Dataset rows describing interfaces:
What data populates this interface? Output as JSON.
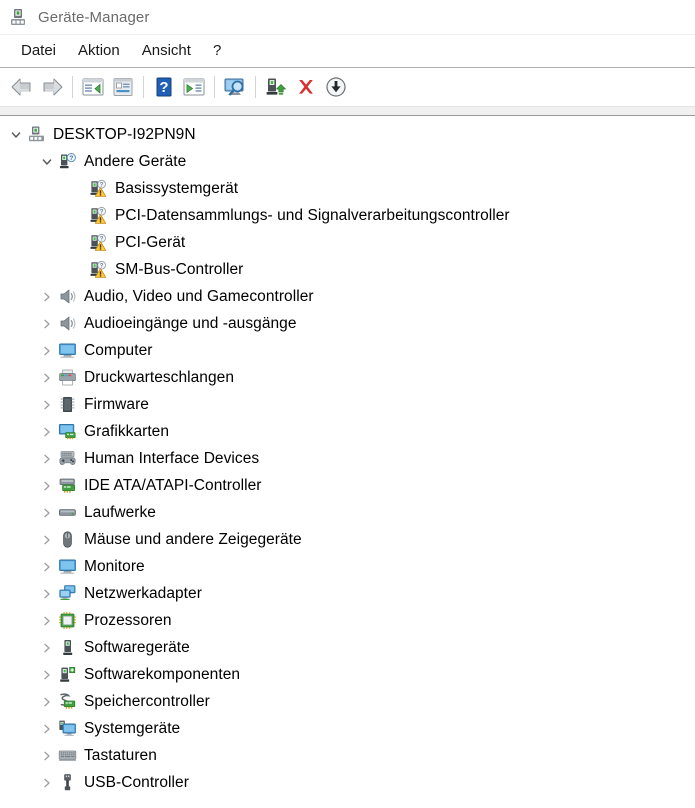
{
  "window": {
    "title": "Geräte-Manager",
    "icon": "device-manager-icon"
  },
  "menu": {
    "items": [
      {
        "label": "Datei",
        "name": "menu-datei"
      },
      {
        "label": "Aktion",
        "name": "menu-aktion"
      },
      {
        "label": "Ansicht",
        "name": "menu-ansicht"
      },
      {
        "label": "?",
        "name": "menu-help"
      }
    ]
  },
  "toolbar": {
    "buttons": [
      {
        "icon": "back-arrow-icon",
        "name": "toolbar-back"
      },
      {
        "icon": "forward-arrow-icon",
        "name": "toolbar-forward"
      },
      {
        "separator": true
      },
      {
        "icon": "show-hide-console-tree-icon",
        "name": "toolbar-show-console-tree"
      },
      {
        "icon": "properties-icon",
        "name": "toolbar-properties"
      },
      {
        "separator": true
      },
      {
        "icon": "help-icon",
        "name": "toolbar-help"
      },
      {
        "icon": "update-driver-icon",
        "name": "toolbar-update-driver"
      },
      {
        "separator": true
      },
      {
        "icon": "scan-for-hardware-changes-icon",
        "name": "toolbar-scan-hardware-changes"
      },
      {
        "separator": true
      },
      {
        "icon": "enable-device-icon",
        "name": "toolbar-enable-device"
      },
      {
        "icon": "uninstall-device-icon",
        "name": "toolbar-uninstall-device"
      },
      {
        "icon": "disable-device-icon",
        "name": "toolbar-disable-device"
      }
    ]
  },
  "tree": {
    "root": {
      "label": "DESKTOP-I92PN9N",
      "icon": "computer-root-icon",
      "expanded": true
    },
    "other_devices": {
      "label": "Andere Geräte",
      "icon": "unknown-device-icon",
      "expanded": true,
      "children": [
        {
          "label": "Basissystemgerät",
          "icon": "unknown-device-warning-icon"
        },
        {
          "label": "PCI-Datensammlungs- und Signalverarbeitungscontroller",
          "icon": "unknown-device-warning-icon"
        },
        {
          "label": "PCI-Gerät",
          "icon": "unknown-device-warning-icon"
        },
        {
          "label": "SM-Bus-Controller",
          "icon": "unknown-device-warning-icon"
        }
      ]
    },
    "categories": [
      {
        "label": "Audio, Video und Gamecontroller",
        "icon": "speaker-icon"
      },
      {
        "label": "Audioeingänge und -ausgänge",
        "icon": "speaker-icon"
      },
      {
        "label": "Computer",
        "icon": "monitor-icon"
      },
      {
        "label": "Druckwarteschlangen",
        "icon": "printer-icon"
      },
      {
        "label": "Firmware",
        "icon": "firmware-chip-icon"
      },
      {
        "label": "Grafikkarten",
        "icon": "display-adapter-icon"
      },
      {
        "label": "Human Interface Devices",
        "icon": "hid-gamepad-icon"
      },
      {
        "label": "IDE ATA/ATAPI-Controller",
        "icon": "ide-controller-icon"
      },
      {
        "label": "Laufwerke",
        "icon": "disk-drive-icon"
      },
      {
        "label": "Mäuse und andere Zeigegeräte",
        "icon": "mouse-icon"
      },
      {
        "label": "Monitore",
        "icon": "monitor-icon"
      },
      {
        "label": "Netzwerkadapter",
        "icon": "network-adapter-icon"
      },
      {
        "label": "Prozessoren",
        "icon": "processor-icon"
      },
      {
        "label": "Softwaregeräte",
        "icon": "software-device-icon"
      },
      {
        "label": "Softwarekomponenten",
        "icon": "software-component-icon"
      },
      {
        "label": "Speichercontroller",
        "icon": "storage-controller-icon"
      },
      {
        "label": "Systemgeräte",
        "icon": "system-device-icon"
      },
      {
        "label": "Tastaturen",
        "icon": "keyboard-icon"
      },
      {
        "label": "USB-Controller",
        "icon": "usb-icon"
      }
    ]
  },
  "colors": {
    "title_text": "#6b6b6b",
    "menu_text": "#1a1a1a",
    "tree_text": "#000000",
    "chevron": "#a0a0a0",
    "warning_yellow": "#ffc83d",
    "uninstall_red": "#d82f2f",
    "accent_green": "#3fa13f",
    "window_bg": "#ffffff",
    "strip_bg": "#f0f0f0"
  }
}
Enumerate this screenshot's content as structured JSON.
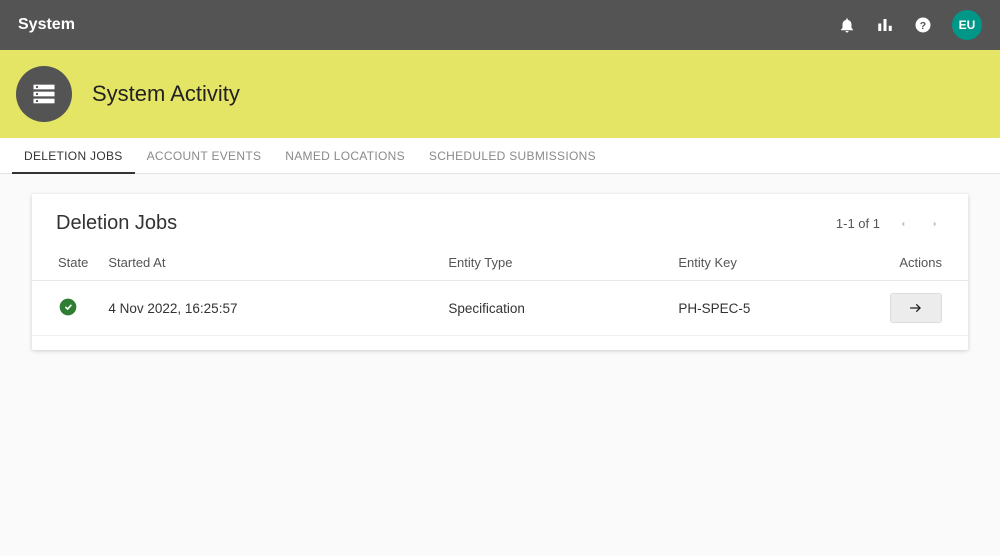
{
  "topbar": {
    "brand": "System",
    "avatar_initials": "EU"
  },
  "header": {
    "title": "System Activity"
  },
  "tabs": [
    {
      "label": "DELETION JOBS",
      "active": true
    },
    {
      "label": "ACCOUNT EVENTS",
      "active": false
    },
    {
      "label": "NAMED LOCATIONS",
      "active": false
    },
    {
      "label": "SCHEDULED SUBMISSIONS",
      "active": false
    }
  ],
  "card": {
    "title": "Deletion Jobs",
    "pagination_label": "1-1 of 1",
    "columns": {
      "state": "State",
      "started_at": "Started At",
      "entity_type": "Entity Type",
      "entity_key": "Entity Key",
      "actions": "Actions"
    },
    "rows": [
      {
        "state": "success",
        "started_at": "4 Nov 2022, 16:25:57",
        "entity_type": "Specification",
        "entity_key": "PH-SPEC-5"
      }
    ]
  }
}
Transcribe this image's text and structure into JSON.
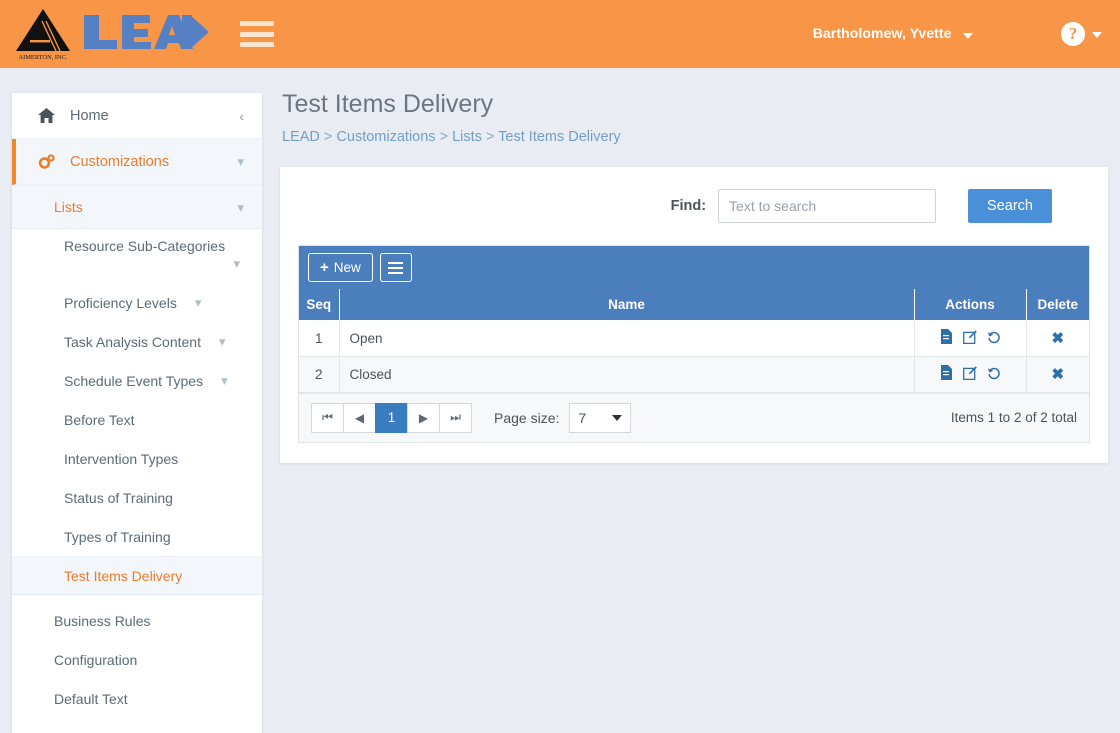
{
  "header": {
    "logo_company": "AIMERTON, INC.",
    "logo_word": "LEAD",
    "menu_icon": "hamburger-icon",
    "user_name": "Bartholomew, Yvette",
    "help_icon": "question-mark-icon"
  },
  "sidebar": {
    "home": {
      "label": "Home",
      "icon": "home-icon",
      "collapse_icon": "chevron-left-icon"
    },
    "customizations": {
      "label": "Customizations",
      "icon": "gears-icon",
      "chevron": "chevron-down-icon"
    },
    "lists": {
      "label": "Lists",
      "chevron": "chevron-down-icon"
    },
    "list_items": [
      {
        "label": "Resource Sub-Categories",
        "chevron": "chevron-down-icon",
        "selected": false
      },
      {
        "label": "Proficiency Levels",
        "chevron": "chevron-down-icon",
        "selected": false
      },
      {
        "label": "Task Analysis Content",
        "chevron": "chevron-down-icon",
        "selected": false
      },
      {
        "label": "Schedule Event Types",
        "chevron": "chevron-down-icon",
        "selected": false
      },
      {
        "label": "Before Text",
        "chevron": "",
        "selected": false
      },
      {
        "label": "Intervention Types",
        "chevron": "",
        "selected": false
      },
      {
        "label": "Status of Training",
        "chevron": "",
        "selected": false
      },
      {
        "label": "Types of Training",
        "chevron": "",
        "selected": false
      },
      {
        "label": "Test Items Delivery",
        "chevron": "",
        "selected": true
      }
    ],
    "bottom_items": [
      {
        "label": "Business Rules"
      },
      {
        "label": "Configuration"
      },
      {
        "label": "Default Text"
      }
    ]
  },
  "main": {
    "title": "Test Items Delivery",
    "breadcrumb": "LEAD > Customizations > Lists > Test Items Delivery",
    "breadcrumb_parts": [
      "LEAD",
      "Customizations",
      "Lists",
      "Test Items Delivery"
    ],
    "find_label": "Find:",
    "find_placeholder": "Text to search",
    "find_value": "",
    "search_label": "Search"
  },
  "grid": {
    "new_label": "New",
    "new_plus": "+",
    "menu_icon": "hamburger-icon",
    "columns": [
      "Seq",
      "Name",
      "Actions",
      "Delete"
    ],
    "rows": [
      {
        "seq": "1",
        "name": "Open"
      },
      {
        "seq": "2",
        "name": "Closed"
      }
    ],
    "row_action_icons": [
      "document-icon",
      "edit-icon",
      "history-icon"
    ],
    "delete_icon": "close-x-icon",
    "pager": {
      "first": "⏮",
      "prev": "◀",
      "current": "1",
      "next": "▶",
      "last": "⏭"
    },
    "page_size_label": "Page size:",
    "page_size_value": "7",
    "totals": "Items 1 to 2 of 2 total"
  },
  "colors": {
    "header_orange": "#f99546",
    "accent_orange": "#ec7c2a",
    "grid_blue": "#4b7ebd",
    "button_blue": "#4a90d9",
    "page_bg": "#e9edf3"
  }
}
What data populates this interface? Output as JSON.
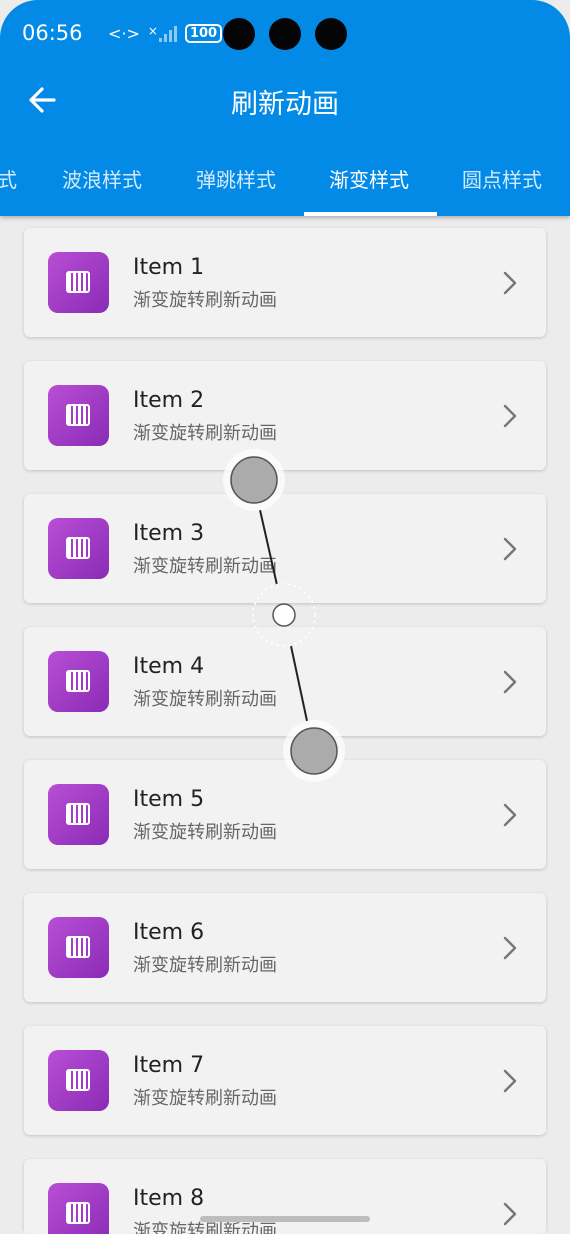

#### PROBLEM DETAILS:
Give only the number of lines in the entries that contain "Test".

#### YOUR SOLUTION:
4